When you choose the right disposal method for your situation and follow the necessary safety measures, you’re doing your part to protect the health of others and the environment.
What NOT to do
While it’s extremely necessary to know how to dispose of yard chemicals, it is just as important to understand what not to do when getting rid of garden chemicals.
Here are some disposal methods to avoid contamination and health risks:
- Pouring chemicals down the drain: Do not pour hazardous liquid waste down the drain as this can contaminate water sources and harm aquatic life.
- Disposing of chemicals in regular trash: Do not throw old or unused garden chemicals in the trash. Most waste management collection agencies are not able to handle hazardous materials. Chemicals in the trash can harm sanitation workers and the environment.

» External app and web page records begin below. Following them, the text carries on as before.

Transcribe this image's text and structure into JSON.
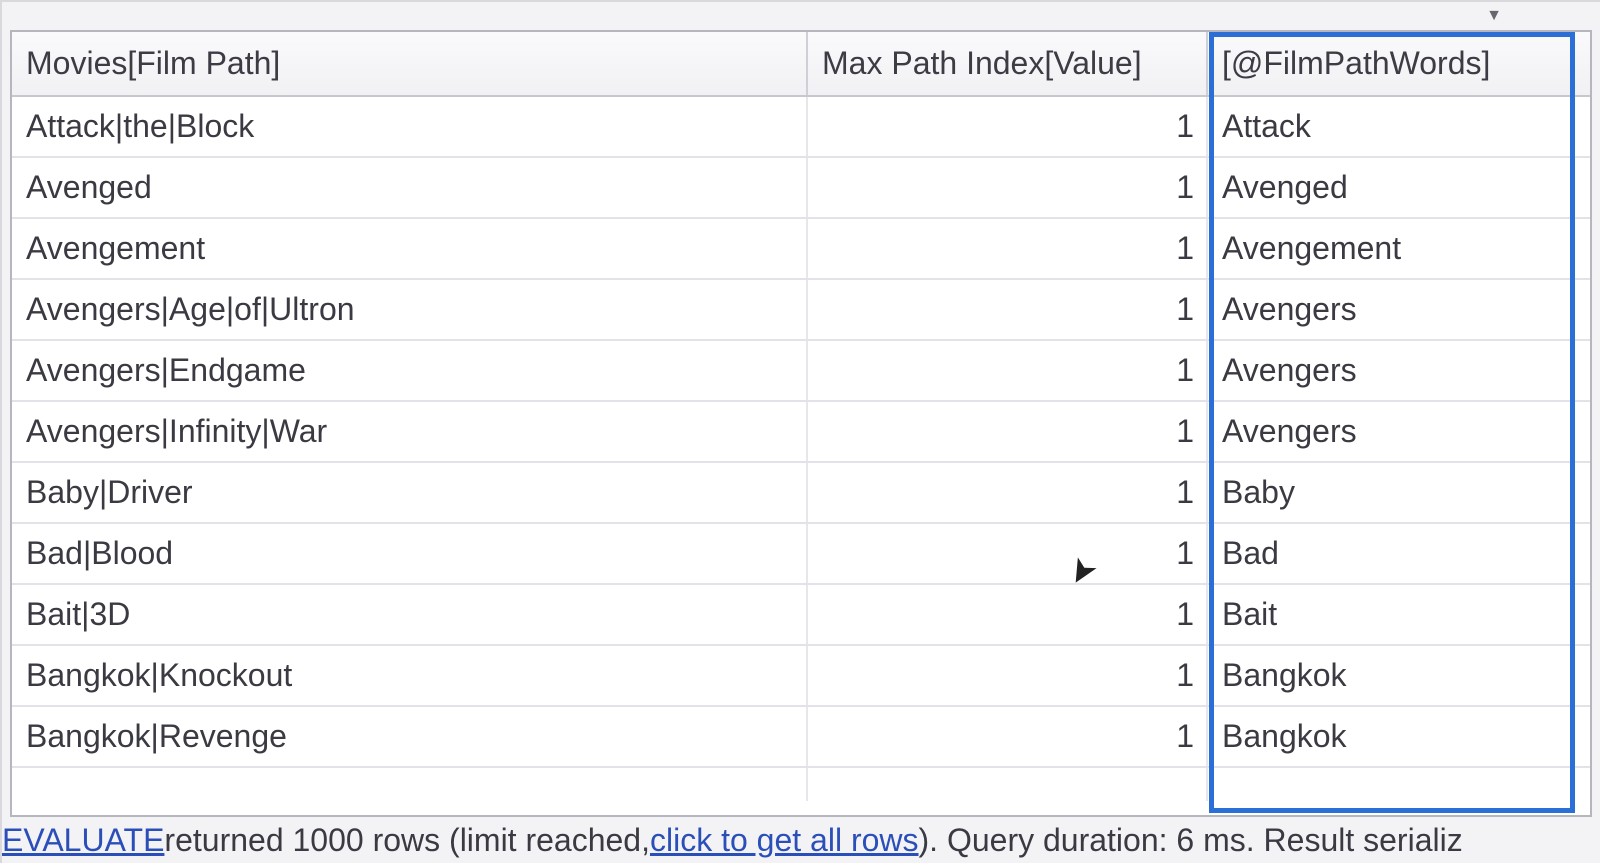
{
  "dropdown": {
    "icon_label": "chevron-down-icon"
  },
  "grid": {
    "columns": [
      {
        "label": "Movies[Film Path]"
      },
      {
        "label": "Max Path Index[Value]"
      },
      {
        "label": "[@FilmPathWords]"
      }
    ],
    "rows": [
      {
        "path": "Attack|the|Block",
        "index": "1",
        "word": "Attack"
      },
      {
        "path": "Avenged",
        "index": "1",
        "word": "Avenged"
      },
      {
        "path": "Avengement",
        "index": "1",
        "word": "Avengement"
      },
      {
        "path": "Avengers|Age|of|Ultron",
        "index": "1",
        "word": "Avengers"
      },
      {
        "path": "Avengers|Endgame",
        "index": "1",
        "word": "Avengers"
      },
      {
        "path": "Avengers|Infinity|War",
        "index": "1",
        "word": "Avengers"
      },
      {
        "path": "Baby|Driver",
        "index": "1",
        "word": "Baby"
      },
      {
        "path": "Bad|Blood",
        "index": "1",
        "word": "Bad"
      },
      {
        "path": "Bait|3D",
        "index": "1",
        "word": "Bait"
      },
      {
        "path": "Bangkok|Knockout",
        "index": "1",
        "word": "Bangkok"
      },
      {
        "path": "Bangkok|Revenge",
        "index": "1",
        "word": "Bangkok"
      }
    ],
    "partial_row": {
      "path": " ",
      "index": " ",
      "word": " "
    }
  },
  "status": {
    "evaluate_label": "EVALUATE",
    "text1": " returned 1000 rows (limit reached, ",
    "click_link": "click to get all rows",
    "text2": "). Query duration: 6 ms. Result serializ"
  }
}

- Burning chemical containers: Burning chemical containers can release toxic fumes into the air, endangering human health and contributing to air pollution.
- Pouring chemicals directly onto the ground: Try not to have garden chemicals pour directly onto the ground because they can contaminate nearby plants, the soil, and even water sources.
- Reusing containers for other purposes: Containers that once had garden chemicals in them should not be reused for any reason because the residue left over can pose cross-contamination risks.
- Storing chemicals indefinitely: Garden chemicals can degrade or become unstable over time and can be at risk for accidents or leakages. Do not store them for very long to avoid these issues.
- Mixing different chemicals together: Don’t mix garden chemicals together unless you’ve been instructed to do so. Mixing chemicals can be extremely dangerous because reactions could produce hazardous fumes or explosions.
By avoiding unsafe practices and responsibly disposing of garden chemicals, as outlined above, you help protect human health, preserve the environment, and ensure regulatory compliance.
Whether you choose to donate, utilize hazardous waste disposal events, seek professional disposal services, or follow the packaging instructions, by having a deeper understanding of how to dispose of old garden chemicals, and what not to do, you prioritize the environment and safe elimination practices.
To learn more about proper hazardous waste management, how you can contribute, and solutions, contact us today.
Frequently Asked Questions
Pesticides can be considered as toxic waste due to their potential harm to human health and the environment.
Pesticide toxicity varies depending on the chemical or product. Some can be very toxic, while others may have lower toxicity levels.
Yes, pesticides can harm the environment if not used or disposed of correctly. They can contaminate water, harm beneficial insects and wildlife, and disrupt ecological balance.
It depends on the chemicals found in the products. Some commonly used pesticides that are considered highly toxic include organophosphates, carbamates, and pyrethroids.
Empty pesticide containers should be rinsed thoroughly, and the instructions on the label should be followed. After you rinse out the container, they can usually be thrown out with the trash, unless otherwise stated on the packaging.
Pesticides can lose their effectiveness over time. Be sure to check the expiration date on the packaging and discard the pesticides appropriately.